> **INFORMATION PROVIDED**
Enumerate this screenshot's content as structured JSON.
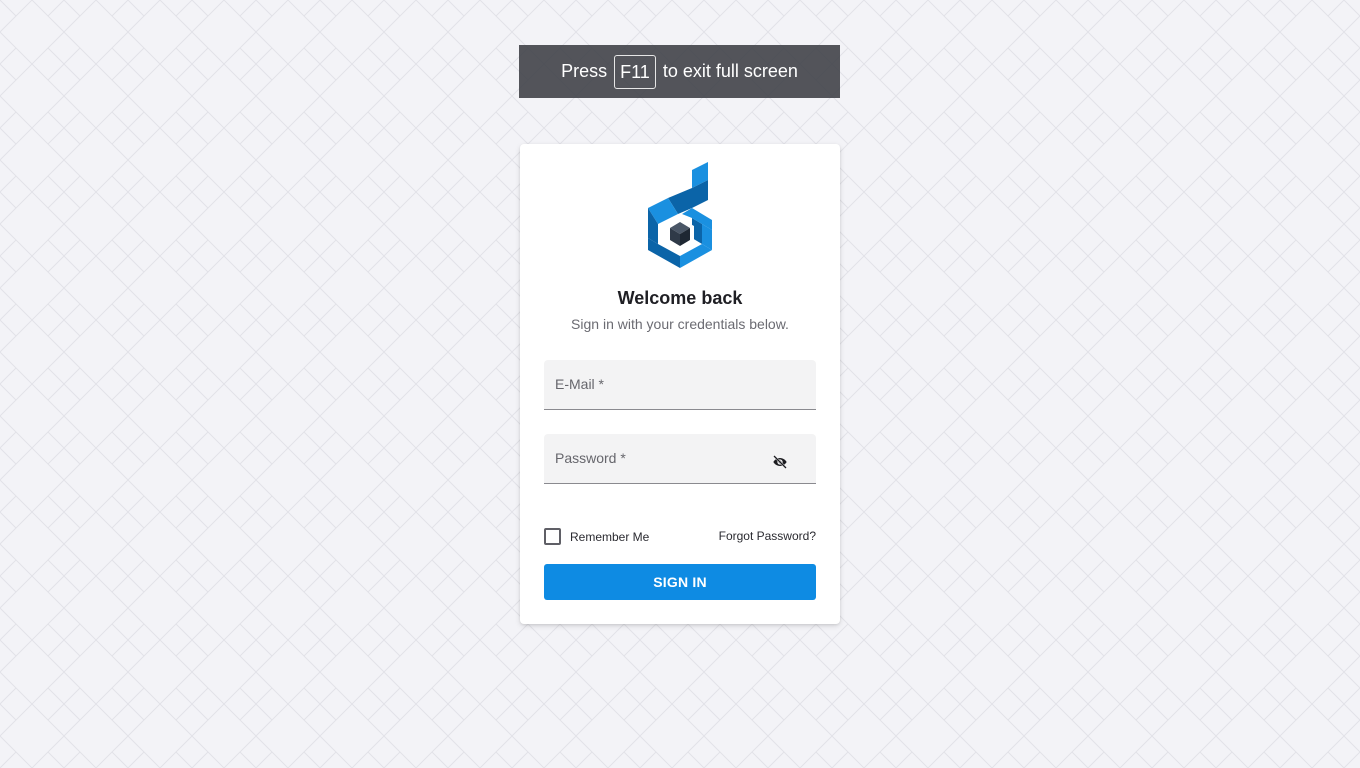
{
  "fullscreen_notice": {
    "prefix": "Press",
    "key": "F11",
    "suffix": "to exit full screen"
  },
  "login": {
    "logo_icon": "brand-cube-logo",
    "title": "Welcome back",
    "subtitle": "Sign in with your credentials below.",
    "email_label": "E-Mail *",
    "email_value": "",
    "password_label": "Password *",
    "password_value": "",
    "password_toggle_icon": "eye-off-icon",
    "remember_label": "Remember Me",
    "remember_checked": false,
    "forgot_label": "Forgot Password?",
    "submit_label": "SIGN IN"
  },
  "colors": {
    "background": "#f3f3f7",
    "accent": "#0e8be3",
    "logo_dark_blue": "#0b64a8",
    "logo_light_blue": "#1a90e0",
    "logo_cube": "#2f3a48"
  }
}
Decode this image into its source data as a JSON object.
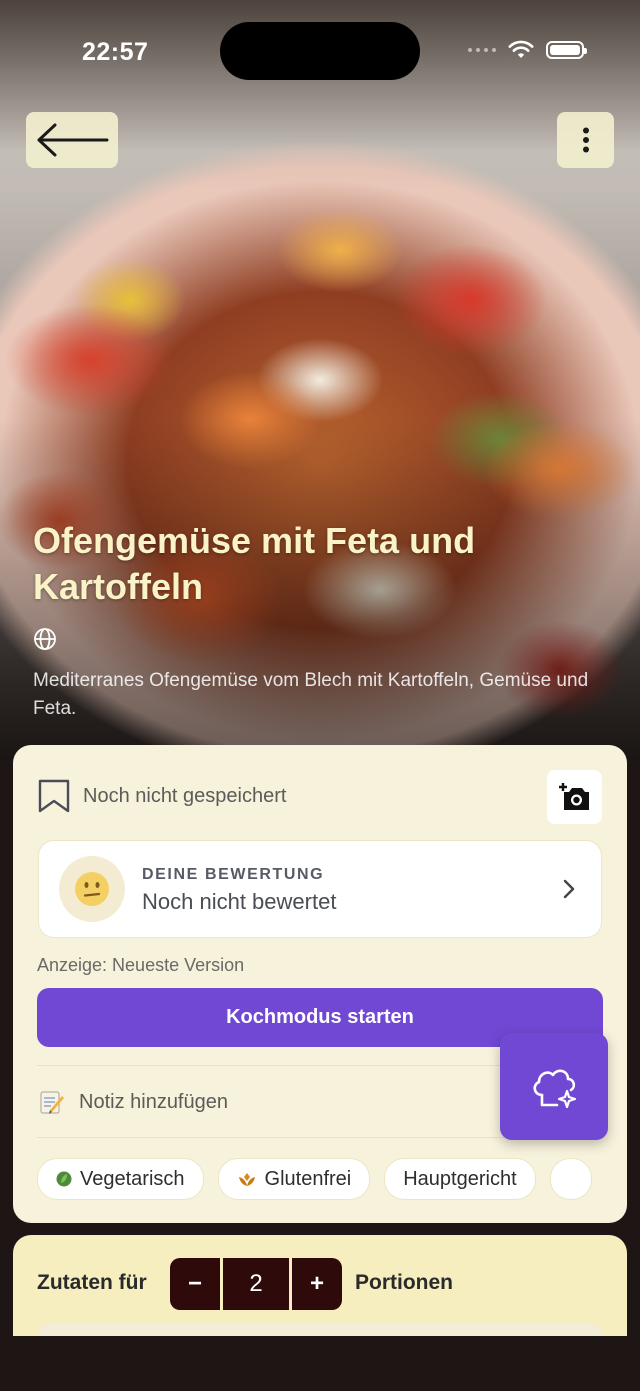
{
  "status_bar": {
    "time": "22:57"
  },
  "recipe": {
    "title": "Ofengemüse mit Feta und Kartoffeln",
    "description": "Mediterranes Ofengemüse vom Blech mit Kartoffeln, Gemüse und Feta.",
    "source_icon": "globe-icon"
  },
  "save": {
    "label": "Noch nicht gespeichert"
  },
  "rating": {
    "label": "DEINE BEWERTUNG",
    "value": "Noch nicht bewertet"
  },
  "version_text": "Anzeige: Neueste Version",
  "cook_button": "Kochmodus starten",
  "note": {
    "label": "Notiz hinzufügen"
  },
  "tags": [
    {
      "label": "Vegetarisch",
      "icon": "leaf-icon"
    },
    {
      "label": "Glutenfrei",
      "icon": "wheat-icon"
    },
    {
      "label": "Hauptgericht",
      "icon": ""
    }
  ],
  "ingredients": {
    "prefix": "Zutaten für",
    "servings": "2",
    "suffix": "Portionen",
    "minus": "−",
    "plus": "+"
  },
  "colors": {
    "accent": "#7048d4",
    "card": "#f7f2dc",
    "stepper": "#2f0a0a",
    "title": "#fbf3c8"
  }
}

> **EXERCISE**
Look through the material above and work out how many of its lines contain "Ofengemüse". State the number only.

> **EXERCISE SOLUTION**
2